» **TASK DESCRIPTION**
Within the records that follow, find every line containing the string "ThreadLocalMap". Copy those lines.

» **DATASET EXTRACT**
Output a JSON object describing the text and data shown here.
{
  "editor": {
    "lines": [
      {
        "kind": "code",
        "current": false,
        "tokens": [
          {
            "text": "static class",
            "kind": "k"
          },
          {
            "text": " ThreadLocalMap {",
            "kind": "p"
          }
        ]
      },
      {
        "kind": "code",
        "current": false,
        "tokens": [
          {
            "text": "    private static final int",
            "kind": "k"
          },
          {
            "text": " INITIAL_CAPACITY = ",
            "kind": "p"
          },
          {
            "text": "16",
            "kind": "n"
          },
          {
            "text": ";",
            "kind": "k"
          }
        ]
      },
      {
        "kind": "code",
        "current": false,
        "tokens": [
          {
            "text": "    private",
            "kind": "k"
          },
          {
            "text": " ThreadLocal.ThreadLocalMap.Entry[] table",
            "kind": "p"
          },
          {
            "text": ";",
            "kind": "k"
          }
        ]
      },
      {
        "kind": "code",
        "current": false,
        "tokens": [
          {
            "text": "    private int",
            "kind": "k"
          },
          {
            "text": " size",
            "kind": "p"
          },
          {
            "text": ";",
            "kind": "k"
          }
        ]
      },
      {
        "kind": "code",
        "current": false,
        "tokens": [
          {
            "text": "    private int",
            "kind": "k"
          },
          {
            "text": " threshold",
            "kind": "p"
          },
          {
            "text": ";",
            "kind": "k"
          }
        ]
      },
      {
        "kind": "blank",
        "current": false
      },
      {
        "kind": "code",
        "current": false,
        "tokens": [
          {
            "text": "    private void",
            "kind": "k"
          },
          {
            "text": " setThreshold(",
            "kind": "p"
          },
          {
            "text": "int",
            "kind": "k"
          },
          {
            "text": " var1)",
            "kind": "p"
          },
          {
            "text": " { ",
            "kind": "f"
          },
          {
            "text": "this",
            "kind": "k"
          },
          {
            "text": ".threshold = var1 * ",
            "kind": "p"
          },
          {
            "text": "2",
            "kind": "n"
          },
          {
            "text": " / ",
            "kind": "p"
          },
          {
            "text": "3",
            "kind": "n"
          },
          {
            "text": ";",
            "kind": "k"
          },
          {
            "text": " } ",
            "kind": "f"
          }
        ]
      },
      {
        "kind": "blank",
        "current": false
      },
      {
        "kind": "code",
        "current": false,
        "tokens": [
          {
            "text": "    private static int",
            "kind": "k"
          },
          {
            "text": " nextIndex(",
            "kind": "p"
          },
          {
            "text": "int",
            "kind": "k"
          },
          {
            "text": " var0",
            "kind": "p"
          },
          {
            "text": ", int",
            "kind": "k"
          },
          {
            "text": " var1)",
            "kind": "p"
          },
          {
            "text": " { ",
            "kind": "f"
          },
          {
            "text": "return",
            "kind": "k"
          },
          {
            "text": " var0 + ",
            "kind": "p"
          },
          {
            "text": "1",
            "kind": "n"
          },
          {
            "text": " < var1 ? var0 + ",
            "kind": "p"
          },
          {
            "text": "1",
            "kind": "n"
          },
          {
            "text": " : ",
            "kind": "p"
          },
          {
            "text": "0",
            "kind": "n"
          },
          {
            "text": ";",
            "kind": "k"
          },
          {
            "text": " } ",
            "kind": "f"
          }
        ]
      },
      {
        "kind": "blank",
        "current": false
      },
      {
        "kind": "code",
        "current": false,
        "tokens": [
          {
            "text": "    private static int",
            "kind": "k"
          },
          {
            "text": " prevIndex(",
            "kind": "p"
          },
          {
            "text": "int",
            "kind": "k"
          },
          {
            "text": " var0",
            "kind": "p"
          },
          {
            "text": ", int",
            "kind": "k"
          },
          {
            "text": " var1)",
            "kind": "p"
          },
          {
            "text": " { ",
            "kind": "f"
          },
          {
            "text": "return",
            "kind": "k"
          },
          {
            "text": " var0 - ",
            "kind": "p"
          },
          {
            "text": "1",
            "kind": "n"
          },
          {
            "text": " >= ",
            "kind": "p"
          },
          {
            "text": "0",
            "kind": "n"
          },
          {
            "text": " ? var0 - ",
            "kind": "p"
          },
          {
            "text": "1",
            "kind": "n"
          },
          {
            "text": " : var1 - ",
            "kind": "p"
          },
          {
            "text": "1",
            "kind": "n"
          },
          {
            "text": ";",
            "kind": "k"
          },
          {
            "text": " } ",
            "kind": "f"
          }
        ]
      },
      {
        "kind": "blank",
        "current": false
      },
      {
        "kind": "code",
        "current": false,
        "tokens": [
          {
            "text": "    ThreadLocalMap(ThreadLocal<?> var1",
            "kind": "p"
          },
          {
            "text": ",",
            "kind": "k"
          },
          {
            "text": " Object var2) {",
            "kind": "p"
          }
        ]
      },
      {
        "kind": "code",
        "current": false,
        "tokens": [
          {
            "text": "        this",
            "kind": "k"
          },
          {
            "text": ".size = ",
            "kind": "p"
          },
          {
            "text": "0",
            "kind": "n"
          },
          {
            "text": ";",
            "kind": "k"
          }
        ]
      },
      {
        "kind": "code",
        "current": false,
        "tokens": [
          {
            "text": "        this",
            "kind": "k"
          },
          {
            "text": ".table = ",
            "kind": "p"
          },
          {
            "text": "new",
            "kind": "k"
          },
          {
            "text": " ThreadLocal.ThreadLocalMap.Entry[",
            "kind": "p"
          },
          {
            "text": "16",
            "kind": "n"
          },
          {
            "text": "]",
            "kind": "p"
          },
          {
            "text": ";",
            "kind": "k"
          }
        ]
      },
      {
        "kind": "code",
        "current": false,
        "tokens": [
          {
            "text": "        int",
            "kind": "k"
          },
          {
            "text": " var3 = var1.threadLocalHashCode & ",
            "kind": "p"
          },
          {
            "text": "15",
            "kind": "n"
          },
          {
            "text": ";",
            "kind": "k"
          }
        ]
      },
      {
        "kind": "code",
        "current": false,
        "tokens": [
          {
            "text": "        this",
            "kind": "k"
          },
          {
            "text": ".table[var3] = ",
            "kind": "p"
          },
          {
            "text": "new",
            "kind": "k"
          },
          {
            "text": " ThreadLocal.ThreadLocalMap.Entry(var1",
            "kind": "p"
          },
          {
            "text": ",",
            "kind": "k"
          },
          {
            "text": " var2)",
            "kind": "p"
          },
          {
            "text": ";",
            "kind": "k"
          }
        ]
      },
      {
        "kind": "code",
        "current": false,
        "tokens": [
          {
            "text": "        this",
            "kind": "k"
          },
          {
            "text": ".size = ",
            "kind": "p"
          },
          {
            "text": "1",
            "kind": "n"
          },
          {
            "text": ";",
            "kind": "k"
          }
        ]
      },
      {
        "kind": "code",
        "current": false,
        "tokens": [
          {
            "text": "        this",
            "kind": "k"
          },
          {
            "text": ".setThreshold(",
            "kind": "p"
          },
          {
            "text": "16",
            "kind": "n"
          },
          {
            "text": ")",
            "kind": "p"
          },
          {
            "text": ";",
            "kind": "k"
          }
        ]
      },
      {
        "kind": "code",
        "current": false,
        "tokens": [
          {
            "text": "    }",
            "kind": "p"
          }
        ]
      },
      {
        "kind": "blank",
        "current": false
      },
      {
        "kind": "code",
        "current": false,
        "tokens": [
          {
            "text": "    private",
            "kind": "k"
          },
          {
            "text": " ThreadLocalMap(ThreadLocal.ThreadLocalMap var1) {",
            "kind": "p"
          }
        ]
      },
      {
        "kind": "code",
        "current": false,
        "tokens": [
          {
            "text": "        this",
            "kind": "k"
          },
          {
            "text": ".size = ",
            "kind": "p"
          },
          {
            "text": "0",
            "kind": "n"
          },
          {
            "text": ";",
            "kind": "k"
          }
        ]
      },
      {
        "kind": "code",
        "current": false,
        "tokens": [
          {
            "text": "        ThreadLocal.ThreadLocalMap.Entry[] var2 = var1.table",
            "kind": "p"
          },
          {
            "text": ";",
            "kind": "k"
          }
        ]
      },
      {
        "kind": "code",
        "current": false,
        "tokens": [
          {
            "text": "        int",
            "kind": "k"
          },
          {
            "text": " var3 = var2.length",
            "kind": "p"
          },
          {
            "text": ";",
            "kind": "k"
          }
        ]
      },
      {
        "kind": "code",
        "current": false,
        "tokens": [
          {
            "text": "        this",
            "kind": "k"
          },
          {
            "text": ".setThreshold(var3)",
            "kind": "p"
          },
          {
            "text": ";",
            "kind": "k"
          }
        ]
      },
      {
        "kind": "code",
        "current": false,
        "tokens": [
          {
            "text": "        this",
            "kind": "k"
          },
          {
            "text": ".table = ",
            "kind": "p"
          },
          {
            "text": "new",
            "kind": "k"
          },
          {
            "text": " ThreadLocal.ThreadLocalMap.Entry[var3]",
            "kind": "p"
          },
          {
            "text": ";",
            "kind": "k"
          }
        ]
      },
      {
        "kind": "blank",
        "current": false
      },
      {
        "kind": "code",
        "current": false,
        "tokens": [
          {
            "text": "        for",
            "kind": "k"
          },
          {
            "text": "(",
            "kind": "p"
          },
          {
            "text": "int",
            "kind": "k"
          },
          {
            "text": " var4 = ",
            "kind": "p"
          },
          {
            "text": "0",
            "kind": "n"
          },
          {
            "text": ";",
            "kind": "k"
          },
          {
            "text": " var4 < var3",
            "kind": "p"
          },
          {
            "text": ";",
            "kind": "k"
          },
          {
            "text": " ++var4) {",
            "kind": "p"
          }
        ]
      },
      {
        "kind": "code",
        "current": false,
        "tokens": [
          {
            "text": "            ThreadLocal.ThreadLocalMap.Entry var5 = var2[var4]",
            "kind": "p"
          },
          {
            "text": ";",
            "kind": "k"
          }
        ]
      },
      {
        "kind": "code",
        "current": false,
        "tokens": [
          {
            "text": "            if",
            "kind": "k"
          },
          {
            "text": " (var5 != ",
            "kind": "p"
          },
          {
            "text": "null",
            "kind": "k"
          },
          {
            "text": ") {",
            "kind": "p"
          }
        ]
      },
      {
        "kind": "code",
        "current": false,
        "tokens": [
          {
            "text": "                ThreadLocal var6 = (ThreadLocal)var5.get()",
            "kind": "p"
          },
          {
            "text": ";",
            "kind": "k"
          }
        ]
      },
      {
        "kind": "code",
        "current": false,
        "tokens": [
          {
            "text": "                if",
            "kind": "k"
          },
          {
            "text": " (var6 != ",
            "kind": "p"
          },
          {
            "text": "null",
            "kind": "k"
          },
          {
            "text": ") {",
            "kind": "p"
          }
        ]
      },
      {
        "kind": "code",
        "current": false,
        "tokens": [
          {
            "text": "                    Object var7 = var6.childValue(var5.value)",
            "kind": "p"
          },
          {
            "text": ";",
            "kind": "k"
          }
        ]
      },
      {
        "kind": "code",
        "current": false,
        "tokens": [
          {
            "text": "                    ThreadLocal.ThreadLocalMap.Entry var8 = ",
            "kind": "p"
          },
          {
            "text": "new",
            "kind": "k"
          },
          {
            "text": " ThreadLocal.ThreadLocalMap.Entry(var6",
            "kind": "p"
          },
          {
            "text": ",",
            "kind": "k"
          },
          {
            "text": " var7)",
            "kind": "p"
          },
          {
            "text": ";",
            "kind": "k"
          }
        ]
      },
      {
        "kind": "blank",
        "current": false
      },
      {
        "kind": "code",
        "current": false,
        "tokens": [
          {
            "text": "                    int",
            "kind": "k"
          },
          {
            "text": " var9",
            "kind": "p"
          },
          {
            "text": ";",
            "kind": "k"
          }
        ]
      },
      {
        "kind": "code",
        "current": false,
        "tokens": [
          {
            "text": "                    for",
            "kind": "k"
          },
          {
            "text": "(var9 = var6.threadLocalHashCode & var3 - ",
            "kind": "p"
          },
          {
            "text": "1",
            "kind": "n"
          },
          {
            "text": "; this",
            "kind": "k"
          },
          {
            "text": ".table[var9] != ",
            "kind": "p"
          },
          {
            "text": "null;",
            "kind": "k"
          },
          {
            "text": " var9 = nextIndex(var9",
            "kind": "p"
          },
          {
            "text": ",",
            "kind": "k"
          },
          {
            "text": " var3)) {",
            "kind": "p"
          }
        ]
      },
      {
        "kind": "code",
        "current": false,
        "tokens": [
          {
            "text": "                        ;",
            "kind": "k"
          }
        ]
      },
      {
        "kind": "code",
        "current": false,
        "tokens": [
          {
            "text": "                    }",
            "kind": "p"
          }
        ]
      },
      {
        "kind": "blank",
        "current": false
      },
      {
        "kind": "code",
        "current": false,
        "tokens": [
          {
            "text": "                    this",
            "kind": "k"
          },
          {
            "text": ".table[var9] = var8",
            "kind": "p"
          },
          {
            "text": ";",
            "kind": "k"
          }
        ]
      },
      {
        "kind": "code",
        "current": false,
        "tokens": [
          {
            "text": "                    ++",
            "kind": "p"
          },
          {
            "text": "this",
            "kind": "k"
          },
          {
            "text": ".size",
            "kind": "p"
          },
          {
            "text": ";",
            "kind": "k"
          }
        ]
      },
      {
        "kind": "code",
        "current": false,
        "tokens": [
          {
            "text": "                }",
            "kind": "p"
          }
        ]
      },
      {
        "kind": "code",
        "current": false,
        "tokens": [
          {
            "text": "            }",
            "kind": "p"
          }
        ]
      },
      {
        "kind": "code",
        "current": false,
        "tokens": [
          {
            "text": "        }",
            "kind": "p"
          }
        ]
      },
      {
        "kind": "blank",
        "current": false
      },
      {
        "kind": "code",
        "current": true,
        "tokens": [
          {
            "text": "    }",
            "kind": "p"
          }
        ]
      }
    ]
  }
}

» **ANSWER SECTION**
            "text": " ThreadLocalMap {",
            "text": " ThreadLocal.ThreadLocalMap.Entry[] table",
            "text": "    ThreadLocalMap(ThreadLocal<?> var1",
            "text": " ThreadLocal.ThreadLocalMap.Entry[",
            "text": " ThreadLocal.ThreadLocalMap.Entry(var1",
            "text": " ThreadLocalMap(ThreadLocal.ThreadLocalMap var1) {",
            "text": "        ThreadLocal.ThreadLocalMap.Entry[] var2 = var1.table",
            "text": " ThreadLocal.ThreadLocalMap.Entry[var3]",
            "text": "            ThreadLocal.ThreadLocalMap.Entry var5 = var2[var4]",
            "text": "                    ThreadLocal.ThreadLocalMap.Entry var8 = ",
            "text": " ThreadLocal.ThreadLocalMap.Entry(var6",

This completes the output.